Oral Presentation Australian Diabetes Society and the Australian Diabetes Educators Association Annual Scientific Meeting 2016

The free fatty acid receptor GPR84: a new player in glucose tolerance and mitochondrial function? (#67)

Magdalene K Montgomery 1 2 , Amanda E Brandon 3 , Liam O'Reilly 3 , Brenna Osborne 1 , Corrine E Fiveash 1 , Simon HJ Brown 4 , Nicola J Smith 5 , Todd W Mitchell 4 , Trevor J Biden 3 , Gregory J Cooney 3 6 , Nigel Turner 1
  1. Department of Pharmacology, University of New South Wales, Sydney, NSW, Australia
  2. Department of Physiology, Monash University, Clayton, VIC, Australia
  3. Diabetes and Metabolism Division, Garvan Institute of Medical Research, Sydney, NSW, Australia
  4. School of Health Sciences, University of Wollongong, Wollongong, NSW, Australia
  5. Molecular Cardiology Program, Victor Chang Cardiac Research Institute, Sydney, NSW, Australia
  6. Charles Perkins Centre, University of Sydney, Sydney, NSW, Australia

Introduction: Fatty acid receptors, including GPR40 and GPR120, have been recognized as important mediators of favourable effects on insulin secretion and glucose uptake. Here we describe a potential new player involved in the regulation of glucose tolerance and mitochondrial function, the G-protein coupled receptor GPR84. GPR84 is a medium-chain fatty acid (MCFA;C8-C14) receptor that was originally thought to be solely expressed in immune cells. However, our new data suggest that GPR84 is also abundantly expressed in skeletal muscle. We previously showed that mice fed a MCFA-diet (coconut oil-based) were partially protected from lipid-induced glucose intolerance, when compared to animals fed a lard-based high-fat diet (enriched in long-chain fatty acids).

Objective: This study aimed to determine if GPR84 was involved in potentiating these beneficial metabolic effects of MCFA.
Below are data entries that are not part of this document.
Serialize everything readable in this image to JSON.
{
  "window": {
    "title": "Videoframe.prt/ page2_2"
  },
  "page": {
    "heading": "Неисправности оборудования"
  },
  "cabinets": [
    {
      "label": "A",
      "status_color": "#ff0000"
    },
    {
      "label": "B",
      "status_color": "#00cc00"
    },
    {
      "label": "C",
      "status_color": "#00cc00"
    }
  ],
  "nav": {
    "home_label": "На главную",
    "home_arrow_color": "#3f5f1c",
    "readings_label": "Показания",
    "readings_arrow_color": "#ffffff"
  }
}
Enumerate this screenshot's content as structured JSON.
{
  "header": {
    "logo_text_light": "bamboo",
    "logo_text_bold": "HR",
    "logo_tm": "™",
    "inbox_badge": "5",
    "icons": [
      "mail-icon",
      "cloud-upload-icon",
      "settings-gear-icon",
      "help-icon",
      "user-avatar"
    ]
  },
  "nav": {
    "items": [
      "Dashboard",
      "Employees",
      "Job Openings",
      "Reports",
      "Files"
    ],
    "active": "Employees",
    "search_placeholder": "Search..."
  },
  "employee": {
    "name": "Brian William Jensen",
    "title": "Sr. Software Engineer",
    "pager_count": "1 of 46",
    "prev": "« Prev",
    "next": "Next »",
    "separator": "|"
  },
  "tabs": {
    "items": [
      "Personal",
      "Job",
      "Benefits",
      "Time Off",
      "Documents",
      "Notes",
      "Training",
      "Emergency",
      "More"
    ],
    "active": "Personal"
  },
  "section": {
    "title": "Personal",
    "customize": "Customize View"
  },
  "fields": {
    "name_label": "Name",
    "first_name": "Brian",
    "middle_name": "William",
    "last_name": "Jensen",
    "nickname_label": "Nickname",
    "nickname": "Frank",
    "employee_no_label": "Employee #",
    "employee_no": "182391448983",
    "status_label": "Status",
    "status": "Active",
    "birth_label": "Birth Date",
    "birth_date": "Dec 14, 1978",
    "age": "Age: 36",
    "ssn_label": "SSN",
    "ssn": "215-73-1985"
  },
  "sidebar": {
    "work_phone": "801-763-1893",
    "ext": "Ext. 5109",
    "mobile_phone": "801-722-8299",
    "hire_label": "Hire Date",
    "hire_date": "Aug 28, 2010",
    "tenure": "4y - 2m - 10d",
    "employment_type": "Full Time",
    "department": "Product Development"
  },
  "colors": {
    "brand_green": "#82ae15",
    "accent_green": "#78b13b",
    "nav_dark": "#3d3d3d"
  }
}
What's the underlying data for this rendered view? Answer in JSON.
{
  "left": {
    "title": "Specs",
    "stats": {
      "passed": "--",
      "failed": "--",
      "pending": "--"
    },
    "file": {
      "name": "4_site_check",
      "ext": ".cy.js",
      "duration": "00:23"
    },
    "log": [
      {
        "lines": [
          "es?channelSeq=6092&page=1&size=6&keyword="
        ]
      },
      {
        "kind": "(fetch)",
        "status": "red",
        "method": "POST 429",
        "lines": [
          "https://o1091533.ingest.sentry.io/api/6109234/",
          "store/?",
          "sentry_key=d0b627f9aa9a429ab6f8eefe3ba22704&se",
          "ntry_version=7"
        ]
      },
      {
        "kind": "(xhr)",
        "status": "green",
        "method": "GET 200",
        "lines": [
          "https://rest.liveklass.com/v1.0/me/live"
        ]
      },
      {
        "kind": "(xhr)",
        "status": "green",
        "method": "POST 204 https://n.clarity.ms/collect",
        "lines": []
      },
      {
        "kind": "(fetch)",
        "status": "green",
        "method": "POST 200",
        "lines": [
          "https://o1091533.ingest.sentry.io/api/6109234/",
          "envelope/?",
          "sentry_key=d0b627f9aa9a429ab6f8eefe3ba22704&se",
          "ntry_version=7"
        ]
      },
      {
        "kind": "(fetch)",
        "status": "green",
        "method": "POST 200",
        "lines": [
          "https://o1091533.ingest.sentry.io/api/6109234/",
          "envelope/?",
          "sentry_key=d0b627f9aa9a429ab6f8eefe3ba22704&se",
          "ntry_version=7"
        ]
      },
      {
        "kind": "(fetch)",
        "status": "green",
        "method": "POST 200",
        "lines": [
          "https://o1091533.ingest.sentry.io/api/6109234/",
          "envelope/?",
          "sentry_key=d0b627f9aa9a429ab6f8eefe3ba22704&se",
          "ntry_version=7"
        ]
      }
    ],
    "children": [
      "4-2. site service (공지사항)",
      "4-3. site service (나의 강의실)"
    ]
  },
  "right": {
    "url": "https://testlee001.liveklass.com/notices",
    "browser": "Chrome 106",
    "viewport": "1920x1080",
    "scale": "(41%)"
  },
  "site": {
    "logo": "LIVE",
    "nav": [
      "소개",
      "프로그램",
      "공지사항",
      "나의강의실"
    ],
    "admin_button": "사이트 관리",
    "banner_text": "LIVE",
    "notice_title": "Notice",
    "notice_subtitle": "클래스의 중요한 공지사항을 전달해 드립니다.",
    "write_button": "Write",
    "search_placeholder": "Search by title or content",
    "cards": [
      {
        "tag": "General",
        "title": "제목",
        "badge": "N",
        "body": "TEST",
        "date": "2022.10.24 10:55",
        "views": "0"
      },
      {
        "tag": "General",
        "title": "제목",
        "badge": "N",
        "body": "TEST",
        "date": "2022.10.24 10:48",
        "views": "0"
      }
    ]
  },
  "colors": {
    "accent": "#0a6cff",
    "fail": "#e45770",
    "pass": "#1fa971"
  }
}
Methods: GPR84 knockout (KO) and wild-type (WT) mice were fed a low-fat diet, a lard-based high-fat diet or a MCFA-enriched high-fat diet for 8 weeks, followed by determination of obesity, glucose tolerance, oxidative stress and mitochondrial metabolism.

Results: Both high-fat diets led to increased fat deposition that was independent of genotype. MCFA-fed WT mice showed protection from glucose intolerance compared to the lard-diet (as observed previously) but this protection was completely lost in KO mice. In addition, GPR84 KO mice fed the MCFA-diet exhibited substantial impairment in mitochondrial function in skeletal muscle. Mitochondrial respiration was decreased while oxidative stress was increased in muscle of MCFA-fed GPR84 KO mice. Interestingly, decreased mitochondrial respiration was observed despite an increase in overall mitochondrial content. This disconnect between increased mitochondrial content but decreased mitochondrial function is potentially due to defects in autophagic removal of mitochondria leading to accumulation of ‘defective’ mitochondria.

Conclusions: The results suggest that the MCFA receptor GPR84 plays an important role in glucose tolerance, potentially via the regulation of mitochondrial function in skeletal muscle.